Whatever you choose, pick one to get started.
Step 2: Answer Your Why
Why are you doing it? Ask yourself that a couple of times.
- to increase productivity. Why?
- to get work done faster. Why?
- so I get to spend time with my family no later than 6 pm.
And so on. Dig deep. This helps you stay motivated.
Step 3: Analyze Your Current Routines
You might not think you have one, but you already have habits that you constantly do.
- Watching Netflix after dinner until you fall asleep, that’s your routine.
- Checking your Facebook and Instagram in bed until your eyes hurt, that’s your routine
- Answering email first thing in the morning, that’s your routine
- Checking every single notification that pops up on your phone and computer, that’s your routine (i.e. you’re routinely distracted)
Think about what you’re currently doing. Write it down or take note of it.
Step 4: Add or Change
If you’re happy with it and it’s helping you achieve your goals, stick to it. Then ask yourself if you want to add something to it. If it’s not and detrimental, you might want to change it.
In another post, I wrote that in order to keep up with my 30-day writing challenge, I had to change two things:
- Wake up 30 minutes earlier — I wake up around 7:00-7:30 am, so I adjusted that to 30 minutes earlier. That’s it. Not 5 am. I’m not going to function at that time.
- Spend less time watching Netflix — instead, I used the time at night to read books and other articles.
I need to wake up earlier so that everything is more quiet. I had a full plate at that time with client work. So, I had to cut back on personal leisure if I want to finish that challenge. In order for me to feel refreshed when I wake up, I need to sleep earlier. That means I cut back on Netflix at night.
The reading part came from knowing that my outputs are only as good as my inputs. If I don’t read or take in new information that is useful, my writing suffers. And it just makes it harder. That’s why I make it a point to spend at least an hour reading each day.

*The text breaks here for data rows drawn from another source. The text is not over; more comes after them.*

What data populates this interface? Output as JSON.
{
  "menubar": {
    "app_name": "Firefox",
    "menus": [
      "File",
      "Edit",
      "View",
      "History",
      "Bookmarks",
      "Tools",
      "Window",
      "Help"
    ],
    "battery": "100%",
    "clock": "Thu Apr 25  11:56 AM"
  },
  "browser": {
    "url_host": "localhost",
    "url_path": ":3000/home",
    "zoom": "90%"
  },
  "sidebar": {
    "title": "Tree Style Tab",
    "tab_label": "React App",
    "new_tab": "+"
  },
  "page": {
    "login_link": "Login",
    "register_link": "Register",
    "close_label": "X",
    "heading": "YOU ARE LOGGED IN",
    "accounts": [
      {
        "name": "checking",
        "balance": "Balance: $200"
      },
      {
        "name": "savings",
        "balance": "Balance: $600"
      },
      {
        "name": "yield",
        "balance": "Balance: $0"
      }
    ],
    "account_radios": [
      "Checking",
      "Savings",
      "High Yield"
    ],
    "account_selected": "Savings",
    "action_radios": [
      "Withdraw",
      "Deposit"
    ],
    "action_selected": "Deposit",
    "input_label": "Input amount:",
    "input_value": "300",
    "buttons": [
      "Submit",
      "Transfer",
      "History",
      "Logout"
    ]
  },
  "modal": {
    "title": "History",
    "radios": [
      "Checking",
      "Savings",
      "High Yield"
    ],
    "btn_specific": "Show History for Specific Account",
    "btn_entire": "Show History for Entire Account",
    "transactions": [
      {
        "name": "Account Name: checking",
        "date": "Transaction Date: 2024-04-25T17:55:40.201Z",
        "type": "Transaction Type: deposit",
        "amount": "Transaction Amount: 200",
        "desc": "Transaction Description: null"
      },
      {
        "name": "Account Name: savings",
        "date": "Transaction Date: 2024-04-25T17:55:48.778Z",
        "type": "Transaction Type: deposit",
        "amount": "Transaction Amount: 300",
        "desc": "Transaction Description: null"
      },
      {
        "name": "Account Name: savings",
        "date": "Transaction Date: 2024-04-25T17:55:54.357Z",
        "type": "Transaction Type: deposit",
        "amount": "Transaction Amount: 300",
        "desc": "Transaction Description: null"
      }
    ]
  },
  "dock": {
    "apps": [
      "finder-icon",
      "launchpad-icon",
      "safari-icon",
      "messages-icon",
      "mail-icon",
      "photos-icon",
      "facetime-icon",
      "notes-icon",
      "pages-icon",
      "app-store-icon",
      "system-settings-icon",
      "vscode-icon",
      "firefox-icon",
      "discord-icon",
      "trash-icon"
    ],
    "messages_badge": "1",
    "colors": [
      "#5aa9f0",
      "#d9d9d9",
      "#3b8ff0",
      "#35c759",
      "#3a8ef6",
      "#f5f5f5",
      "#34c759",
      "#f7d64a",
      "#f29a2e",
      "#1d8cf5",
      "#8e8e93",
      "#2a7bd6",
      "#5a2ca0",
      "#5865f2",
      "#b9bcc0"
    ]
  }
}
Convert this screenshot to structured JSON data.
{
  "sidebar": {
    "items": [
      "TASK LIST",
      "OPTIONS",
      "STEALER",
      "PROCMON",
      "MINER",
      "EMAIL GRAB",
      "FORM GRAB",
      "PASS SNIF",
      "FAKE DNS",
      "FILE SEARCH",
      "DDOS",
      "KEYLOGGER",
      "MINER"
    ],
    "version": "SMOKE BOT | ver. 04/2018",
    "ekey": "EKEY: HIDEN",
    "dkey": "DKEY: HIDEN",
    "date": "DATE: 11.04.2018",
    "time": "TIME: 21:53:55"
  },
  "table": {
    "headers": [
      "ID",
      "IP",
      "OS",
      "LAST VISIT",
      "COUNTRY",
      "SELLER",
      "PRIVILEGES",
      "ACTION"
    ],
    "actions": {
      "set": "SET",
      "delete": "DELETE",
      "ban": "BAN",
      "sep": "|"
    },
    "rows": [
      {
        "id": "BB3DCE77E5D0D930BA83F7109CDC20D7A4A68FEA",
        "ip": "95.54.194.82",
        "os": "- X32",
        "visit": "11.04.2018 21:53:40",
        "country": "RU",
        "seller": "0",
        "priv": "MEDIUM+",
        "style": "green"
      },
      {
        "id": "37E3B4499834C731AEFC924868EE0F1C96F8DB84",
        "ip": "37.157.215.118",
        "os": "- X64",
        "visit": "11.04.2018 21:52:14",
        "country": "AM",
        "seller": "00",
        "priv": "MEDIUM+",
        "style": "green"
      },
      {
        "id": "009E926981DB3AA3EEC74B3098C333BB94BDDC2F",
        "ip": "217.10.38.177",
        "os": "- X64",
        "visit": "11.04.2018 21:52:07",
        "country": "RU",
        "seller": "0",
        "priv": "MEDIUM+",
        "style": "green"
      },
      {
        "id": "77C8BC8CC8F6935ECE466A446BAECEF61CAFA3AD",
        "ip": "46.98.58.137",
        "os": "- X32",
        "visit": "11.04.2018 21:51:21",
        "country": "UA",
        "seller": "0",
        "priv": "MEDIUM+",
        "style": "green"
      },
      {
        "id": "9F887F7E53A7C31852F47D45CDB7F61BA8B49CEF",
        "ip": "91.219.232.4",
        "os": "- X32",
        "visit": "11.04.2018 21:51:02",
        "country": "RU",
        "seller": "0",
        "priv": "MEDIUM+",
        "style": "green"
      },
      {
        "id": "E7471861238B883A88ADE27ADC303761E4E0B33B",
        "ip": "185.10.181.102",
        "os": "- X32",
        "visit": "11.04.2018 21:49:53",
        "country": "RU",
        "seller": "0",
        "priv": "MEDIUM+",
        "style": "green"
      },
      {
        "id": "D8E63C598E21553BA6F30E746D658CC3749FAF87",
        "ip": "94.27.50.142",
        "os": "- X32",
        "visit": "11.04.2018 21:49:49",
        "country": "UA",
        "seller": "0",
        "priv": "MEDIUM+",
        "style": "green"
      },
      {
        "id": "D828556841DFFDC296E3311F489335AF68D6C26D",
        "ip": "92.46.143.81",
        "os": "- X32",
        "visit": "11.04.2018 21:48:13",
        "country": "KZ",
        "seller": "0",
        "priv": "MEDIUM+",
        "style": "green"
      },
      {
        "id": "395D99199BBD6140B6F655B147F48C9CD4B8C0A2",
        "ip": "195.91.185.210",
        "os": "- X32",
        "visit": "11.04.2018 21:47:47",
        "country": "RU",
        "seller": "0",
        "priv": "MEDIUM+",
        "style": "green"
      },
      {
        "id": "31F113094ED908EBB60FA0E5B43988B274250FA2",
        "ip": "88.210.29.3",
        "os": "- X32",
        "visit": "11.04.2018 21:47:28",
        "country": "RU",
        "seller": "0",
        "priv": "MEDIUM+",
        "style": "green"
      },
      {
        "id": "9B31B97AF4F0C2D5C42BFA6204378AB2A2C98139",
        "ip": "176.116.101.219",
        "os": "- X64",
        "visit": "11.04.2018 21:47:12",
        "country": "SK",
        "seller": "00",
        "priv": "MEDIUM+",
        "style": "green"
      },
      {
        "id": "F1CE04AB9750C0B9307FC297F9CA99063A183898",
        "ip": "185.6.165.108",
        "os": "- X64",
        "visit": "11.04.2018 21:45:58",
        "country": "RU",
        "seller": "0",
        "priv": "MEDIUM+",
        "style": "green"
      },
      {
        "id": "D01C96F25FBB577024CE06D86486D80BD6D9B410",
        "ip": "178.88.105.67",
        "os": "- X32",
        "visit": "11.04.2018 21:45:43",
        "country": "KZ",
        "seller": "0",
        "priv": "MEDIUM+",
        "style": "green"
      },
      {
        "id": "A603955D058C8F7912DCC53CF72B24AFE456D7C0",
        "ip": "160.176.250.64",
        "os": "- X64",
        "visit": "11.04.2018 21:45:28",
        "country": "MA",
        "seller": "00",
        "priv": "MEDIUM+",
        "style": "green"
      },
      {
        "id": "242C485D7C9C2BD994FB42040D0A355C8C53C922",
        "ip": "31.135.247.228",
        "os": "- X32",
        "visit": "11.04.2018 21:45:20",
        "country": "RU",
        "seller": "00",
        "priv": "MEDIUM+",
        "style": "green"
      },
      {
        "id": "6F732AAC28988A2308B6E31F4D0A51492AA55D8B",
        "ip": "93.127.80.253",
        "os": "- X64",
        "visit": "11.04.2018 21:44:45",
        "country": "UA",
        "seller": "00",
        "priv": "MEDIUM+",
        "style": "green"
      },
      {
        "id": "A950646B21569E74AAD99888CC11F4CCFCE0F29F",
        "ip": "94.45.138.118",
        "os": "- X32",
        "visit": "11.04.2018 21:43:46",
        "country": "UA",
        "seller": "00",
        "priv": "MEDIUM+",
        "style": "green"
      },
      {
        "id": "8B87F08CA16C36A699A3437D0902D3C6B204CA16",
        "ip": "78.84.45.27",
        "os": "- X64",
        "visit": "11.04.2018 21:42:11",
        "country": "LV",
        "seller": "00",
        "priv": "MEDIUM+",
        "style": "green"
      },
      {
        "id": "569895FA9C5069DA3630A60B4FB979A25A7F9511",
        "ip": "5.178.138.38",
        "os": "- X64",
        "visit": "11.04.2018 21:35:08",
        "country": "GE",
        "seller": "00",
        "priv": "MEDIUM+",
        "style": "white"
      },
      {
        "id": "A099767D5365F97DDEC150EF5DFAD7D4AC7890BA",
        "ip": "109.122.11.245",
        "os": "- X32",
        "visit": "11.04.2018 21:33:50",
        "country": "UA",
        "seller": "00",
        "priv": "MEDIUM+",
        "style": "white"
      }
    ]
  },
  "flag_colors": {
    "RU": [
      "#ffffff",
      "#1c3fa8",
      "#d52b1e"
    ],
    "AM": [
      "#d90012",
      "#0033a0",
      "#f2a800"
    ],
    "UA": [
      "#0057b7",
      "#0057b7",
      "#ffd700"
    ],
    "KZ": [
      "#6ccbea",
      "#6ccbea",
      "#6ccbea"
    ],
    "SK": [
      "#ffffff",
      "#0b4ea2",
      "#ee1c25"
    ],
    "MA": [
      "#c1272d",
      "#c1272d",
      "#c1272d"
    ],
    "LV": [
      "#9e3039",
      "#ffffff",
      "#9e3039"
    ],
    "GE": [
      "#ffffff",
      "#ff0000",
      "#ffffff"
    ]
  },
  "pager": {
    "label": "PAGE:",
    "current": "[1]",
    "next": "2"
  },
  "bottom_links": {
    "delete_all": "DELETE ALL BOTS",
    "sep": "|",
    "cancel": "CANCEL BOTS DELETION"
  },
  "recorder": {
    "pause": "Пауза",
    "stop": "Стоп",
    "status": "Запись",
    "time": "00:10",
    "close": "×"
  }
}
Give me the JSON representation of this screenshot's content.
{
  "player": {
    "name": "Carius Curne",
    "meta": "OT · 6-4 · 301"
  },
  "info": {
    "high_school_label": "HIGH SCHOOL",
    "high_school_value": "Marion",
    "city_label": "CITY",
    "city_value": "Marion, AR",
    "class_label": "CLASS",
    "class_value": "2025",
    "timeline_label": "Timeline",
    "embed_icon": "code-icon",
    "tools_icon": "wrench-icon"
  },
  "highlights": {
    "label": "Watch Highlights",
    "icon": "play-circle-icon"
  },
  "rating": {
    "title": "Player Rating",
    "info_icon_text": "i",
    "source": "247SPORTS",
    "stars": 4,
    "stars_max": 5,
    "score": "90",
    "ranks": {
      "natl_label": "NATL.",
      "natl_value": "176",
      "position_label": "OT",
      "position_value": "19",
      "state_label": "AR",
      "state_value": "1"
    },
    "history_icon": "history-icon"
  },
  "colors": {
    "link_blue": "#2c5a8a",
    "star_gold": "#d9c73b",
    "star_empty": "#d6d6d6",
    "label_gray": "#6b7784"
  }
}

What are you currently doing that is helping you be more productive? What are those that prevent you from performing well?
Step 5: Make It Happen
All new things are hard. But as they say, that’s a sign of growth.
This is easy in the first few days. The hardest part is sticking to it even if you don’t feel like it.
Good habits are hard to form but easy to live with. Bad habits are easy to form but hard to live with.—Brian Tracy
I don’t have any special advice, but really just do it. The more you follow your routine, the more it gets easier. The effect of it comes to you later—you might not notice it but every single time you do your routine, it unconsciously primes your mind and body for what you’re about to do.
It lowers your reliance on willpower and motivation because, as Tynan, the author of Superhuman by Habit, says, habits are “action(s) that you take on a repeated basis with little or no required effort or thought.”
Over to You
Have you ever thought about your own habits, routines, and rituals? Are they helping you achieve your goals or not?
Why not take the time to look at what you do, decide if that’s something you want to keep doing, and figure out how you can improve and perform better.